I think this worked because we finally gave it a power supply with the right characteristics:

  • a max current rating (18A) that was greater than the stepper motor’s rating (2A).
  • a voltage that was many times higher (12V) than the stepper motor’s rating (3V), as recommended on the forums.

Anyway, some important notes:

  1. Matt says we can continue to use his valve if needed. It is attached to the stepper motor using the same metal connection he had milled for this purpose. It requires the small allen wrench to loosen.
  2. The quality of the stepping started to decline after 30-60min of continuous use. It could be that the voltage was running too high for too long, or something with the ATX power supply (I took a picture of the spec label).

Variable power supply

I don’t know why I didn’t think of this before, but why don’t we just see if we can get someone on campus to loan us their variable power supply? That way we can produce the exact voltage and amperage levels that we need and test our present setup at a range of combinations to see what works best. And hopefully this would eliminate the need for chopper drivers, buckpucks, et al. Gio, can we checkout one of these from the EE dept? Anyone else have any connections?

Wiring the buckpuck to the stepper motor

Today I tried to hook up the 1000mA buckpuck (model 3023-DE) that I found in the lab to the Arduino/motor-driver/stepper-motor in every configuration I could think of with little success. The stepper motor actually performed poorer in all cases. My first thought is that, unless I’m missing something, we’ve already determined the stepper motor works best at 2A, and a 1A buckpuck limits the current to 1A, so the stepper isn’t going to get the current it needs.

In case I am in fact missing something, I’ll elaborate on what I tried anyway. Gio’s last post was literally the first entry in Google when I searched for “buckpuck motor driver”, if that gives you any indication of how often this has been done before, so I’ve been mostly making educated guesses after reading the buckpuck documentation.

The buckpuck has six wires: Voltage(+), Voltage(-), Reference(5V), Control(0V-5V), LED(+), LED(-).

* V(+) is synonymous with Vin.
* V(-) is synonymous with Ground.
* Ref(5V) is an extra source of 5V power if you need it (not applicable for us).
* Ctl(0V-5V) is used for pulse/strobe control of LED lights (n/a for us).
* LED(+) and LED(-) would normally be connected to a string of LED lights. In our case, this is supposed to provide our current-controlled voltage.
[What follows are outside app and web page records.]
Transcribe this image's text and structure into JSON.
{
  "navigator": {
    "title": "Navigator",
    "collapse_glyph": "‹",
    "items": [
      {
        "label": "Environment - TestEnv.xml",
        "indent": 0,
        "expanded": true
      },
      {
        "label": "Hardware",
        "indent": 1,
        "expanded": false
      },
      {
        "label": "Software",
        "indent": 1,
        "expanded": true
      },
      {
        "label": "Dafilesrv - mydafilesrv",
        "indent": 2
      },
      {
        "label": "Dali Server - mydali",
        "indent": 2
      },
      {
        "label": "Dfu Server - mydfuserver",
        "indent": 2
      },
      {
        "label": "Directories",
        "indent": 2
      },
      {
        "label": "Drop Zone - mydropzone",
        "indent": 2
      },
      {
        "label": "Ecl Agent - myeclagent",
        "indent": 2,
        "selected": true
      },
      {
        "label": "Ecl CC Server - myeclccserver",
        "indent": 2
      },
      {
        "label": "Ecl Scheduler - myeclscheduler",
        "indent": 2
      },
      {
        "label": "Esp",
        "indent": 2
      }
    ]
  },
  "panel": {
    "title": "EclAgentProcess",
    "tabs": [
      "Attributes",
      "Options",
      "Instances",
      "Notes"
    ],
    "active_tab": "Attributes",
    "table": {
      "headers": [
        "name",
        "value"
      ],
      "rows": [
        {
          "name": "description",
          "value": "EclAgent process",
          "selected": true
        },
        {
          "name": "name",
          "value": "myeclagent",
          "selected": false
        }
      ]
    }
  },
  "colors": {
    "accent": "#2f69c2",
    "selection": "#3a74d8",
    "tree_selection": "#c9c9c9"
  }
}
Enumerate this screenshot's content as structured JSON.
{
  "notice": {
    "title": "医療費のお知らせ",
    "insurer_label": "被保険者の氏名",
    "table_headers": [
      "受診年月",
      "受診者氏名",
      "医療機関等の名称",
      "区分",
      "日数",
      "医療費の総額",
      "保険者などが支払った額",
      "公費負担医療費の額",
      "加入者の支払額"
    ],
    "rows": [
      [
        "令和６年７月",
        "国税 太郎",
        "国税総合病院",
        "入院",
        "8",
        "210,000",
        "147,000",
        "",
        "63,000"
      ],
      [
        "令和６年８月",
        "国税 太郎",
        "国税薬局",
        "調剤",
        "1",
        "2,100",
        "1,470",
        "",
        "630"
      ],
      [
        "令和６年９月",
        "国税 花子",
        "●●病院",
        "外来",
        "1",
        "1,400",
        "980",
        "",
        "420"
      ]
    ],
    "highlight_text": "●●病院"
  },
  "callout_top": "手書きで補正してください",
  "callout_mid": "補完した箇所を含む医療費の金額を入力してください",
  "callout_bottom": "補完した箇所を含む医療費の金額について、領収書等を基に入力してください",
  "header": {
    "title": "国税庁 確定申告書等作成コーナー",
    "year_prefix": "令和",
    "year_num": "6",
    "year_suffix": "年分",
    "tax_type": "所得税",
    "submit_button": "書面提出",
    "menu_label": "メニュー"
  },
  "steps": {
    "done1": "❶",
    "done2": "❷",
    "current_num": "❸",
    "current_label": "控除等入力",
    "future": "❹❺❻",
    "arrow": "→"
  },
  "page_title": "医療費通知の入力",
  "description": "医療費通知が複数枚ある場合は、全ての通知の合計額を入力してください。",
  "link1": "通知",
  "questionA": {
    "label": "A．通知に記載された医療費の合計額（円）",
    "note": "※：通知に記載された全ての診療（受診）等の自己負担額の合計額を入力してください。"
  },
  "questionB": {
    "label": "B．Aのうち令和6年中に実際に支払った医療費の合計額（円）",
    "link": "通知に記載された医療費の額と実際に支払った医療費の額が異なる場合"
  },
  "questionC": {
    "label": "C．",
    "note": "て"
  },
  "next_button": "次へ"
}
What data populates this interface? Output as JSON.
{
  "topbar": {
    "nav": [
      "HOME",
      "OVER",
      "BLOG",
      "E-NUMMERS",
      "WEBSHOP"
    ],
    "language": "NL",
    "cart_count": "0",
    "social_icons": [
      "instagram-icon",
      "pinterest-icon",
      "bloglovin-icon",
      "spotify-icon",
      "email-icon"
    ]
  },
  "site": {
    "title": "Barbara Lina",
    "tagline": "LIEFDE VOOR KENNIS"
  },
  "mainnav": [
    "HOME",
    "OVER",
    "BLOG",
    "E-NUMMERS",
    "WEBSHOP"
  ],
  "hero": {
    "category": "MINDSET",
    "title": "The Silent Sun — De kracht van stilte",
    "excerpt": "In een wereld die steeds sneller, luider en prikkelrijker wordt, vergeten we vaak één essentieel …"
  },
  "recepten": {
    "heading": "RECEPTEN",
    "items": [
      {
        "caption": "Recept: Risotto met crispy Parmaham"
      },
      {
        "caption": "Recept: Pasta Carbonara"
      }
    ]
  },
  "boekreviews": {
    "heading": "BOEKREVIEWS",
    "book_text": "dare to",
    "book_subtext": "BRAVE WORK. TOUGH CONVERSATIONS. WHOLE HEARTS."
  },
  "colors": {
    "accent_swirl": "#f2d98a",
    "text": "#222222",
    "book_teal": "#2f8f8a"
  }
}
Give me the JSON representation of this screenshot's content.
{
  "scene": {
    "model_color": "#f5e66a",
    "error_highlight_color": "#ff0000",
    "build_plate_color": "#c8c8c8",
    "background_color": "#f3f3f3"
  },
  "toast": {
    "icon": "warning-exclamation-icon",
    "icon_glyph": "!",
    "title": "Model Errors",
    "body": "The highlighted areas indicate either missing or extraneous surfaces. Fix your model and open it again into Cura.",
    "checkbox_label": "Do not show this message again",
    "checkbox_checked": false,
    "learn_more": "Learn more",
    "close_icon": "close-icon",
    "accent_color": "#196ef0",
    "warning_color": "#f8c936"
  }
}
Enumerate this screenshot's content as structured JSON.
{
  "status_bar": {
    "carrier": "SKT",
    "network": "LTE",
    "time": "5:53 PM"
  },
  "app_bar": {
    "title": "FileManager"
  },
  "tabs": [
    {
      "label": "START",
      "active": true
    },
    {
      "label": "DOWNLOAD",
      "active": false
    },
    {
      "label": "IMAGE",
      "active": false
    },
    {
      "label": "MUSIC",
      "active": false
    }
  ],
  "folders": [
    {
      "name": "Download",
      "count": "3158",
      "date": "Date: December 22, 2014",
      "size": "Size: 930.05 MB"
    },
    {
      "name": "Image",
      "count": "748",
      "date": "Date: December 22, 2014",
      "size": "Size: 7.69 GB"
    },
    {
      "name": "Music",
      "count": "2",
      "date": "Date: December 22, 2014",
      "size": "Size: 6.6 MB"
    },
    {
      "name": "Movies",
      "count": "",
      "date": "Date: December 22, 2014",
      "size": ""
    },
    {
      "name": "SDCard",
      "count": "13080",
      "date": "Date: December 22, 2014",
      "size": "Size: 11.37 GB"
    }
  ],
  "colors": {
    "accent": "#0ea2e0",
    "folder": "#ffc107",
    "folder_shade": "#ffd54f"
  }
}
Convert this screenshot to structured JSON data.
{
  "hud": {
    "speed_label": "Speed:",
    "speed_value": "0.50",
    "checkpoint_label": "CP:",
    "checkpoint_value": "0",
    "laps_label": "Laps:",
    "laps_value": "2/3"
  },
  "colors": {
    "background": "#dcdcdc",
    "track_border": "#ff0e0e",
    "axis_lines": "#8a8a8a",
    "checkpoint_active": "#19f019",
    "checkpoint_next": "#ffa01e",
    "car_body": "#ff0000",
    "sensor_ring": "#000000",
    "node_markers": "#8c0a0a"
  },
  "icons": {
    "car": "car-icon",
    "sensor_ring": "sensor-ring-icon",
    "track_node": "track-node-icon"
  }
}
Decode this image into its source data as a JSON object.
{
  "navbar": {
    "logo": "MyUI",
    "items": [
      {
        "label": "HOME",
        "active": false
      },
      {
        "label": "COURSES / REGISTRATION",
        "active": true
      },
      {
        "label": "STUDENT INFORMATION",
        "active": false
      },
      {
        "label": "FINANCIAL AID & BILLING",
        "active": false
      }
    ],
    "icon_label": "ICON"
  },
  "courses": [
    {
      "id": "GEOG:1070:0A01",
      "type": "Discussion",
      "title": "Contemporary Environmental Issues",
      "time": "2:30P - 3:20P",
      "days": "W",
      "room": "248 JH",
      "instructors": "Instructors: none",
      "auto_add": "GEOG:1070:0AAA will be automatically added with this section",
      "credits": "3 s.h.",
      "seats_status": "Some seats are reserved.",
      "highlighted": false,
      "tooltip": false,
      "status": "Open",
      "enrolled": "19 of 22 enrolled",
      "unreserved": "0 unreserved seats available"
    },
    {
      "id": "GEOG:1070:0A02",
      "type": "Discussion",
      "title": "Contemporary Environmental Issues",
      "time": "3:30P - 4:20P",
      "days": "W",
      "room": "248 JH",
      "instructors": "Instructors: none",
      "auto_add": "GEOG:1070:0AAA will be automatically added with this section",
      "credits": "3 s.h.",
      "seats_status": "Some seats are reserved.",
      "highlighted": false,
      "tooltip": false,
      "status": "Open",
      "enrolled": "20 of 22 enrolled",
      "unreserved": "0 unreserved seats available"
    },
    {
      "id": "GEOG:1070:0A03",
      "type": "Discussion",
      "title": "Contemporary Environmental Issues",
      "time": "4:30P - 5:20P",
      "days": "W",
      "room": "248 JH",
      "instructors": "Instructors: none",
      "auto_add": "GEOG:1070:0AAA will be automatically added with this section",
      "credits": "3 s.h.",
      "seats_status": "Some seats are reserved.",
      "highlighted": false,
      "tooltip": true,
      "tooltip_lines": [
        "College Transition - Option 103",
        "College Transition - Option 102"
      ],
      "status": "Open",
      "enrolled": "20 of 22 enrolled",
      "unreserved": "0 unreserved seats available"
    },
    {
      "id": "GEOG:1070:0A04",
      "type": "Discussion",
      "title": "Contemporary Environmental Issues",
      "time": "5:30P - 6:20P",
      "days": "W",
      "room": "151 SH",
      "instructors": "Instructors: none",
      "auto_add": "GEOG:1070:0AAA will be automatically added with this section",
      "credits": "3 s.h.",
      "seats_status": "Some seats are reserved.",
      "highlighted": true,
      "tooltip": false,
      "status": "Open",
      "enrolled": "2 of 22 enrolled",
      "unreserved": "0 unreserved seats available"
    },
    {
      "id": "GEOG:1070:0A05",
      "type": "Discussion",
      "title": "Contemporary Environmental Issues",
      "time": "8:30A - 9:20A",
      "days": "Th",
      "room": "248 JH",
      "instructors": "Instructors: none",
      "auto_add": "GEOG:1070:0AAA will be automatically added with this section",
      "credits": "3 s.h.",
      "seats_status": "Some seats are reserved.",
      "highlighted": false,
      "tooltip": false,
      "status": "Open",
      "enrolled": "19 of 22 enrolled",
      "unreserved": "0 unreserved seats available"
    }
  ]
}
I’d like some feedback on this next part because it’s very possible I was doing something wrong. I’m thinking that, for our purposes, the buckpuck can be spliced either between the power supply and the motor-driver, or between the power supply and the yellow/white wires of stepper-motor (0 and 0not, which are supposed to be connected to a voltage source). In both cases I connected the V+/V- of the buckpuck to the V/Gnd of the power supply. And then in the first case I connected the LED+/LED- of the buckpuck to the Vin/Gnd of the motor-driver. And in the second case I bridged the yellow/white wires of stepper-motor between the LED+/LED- of the buckpuck. Again, in both cases the stepper motor performed worse.

NOTE: I obviously only tried using the 12V 1A power supply since it’s the only one we have with exposed wires. I tried measuring the V and A that the buckpuck was producing with a multimeter but, according to the documentation, “Because there is a small, high-frequency component in the 3021/3023 output, many multi-meters may give an incorrect reading.”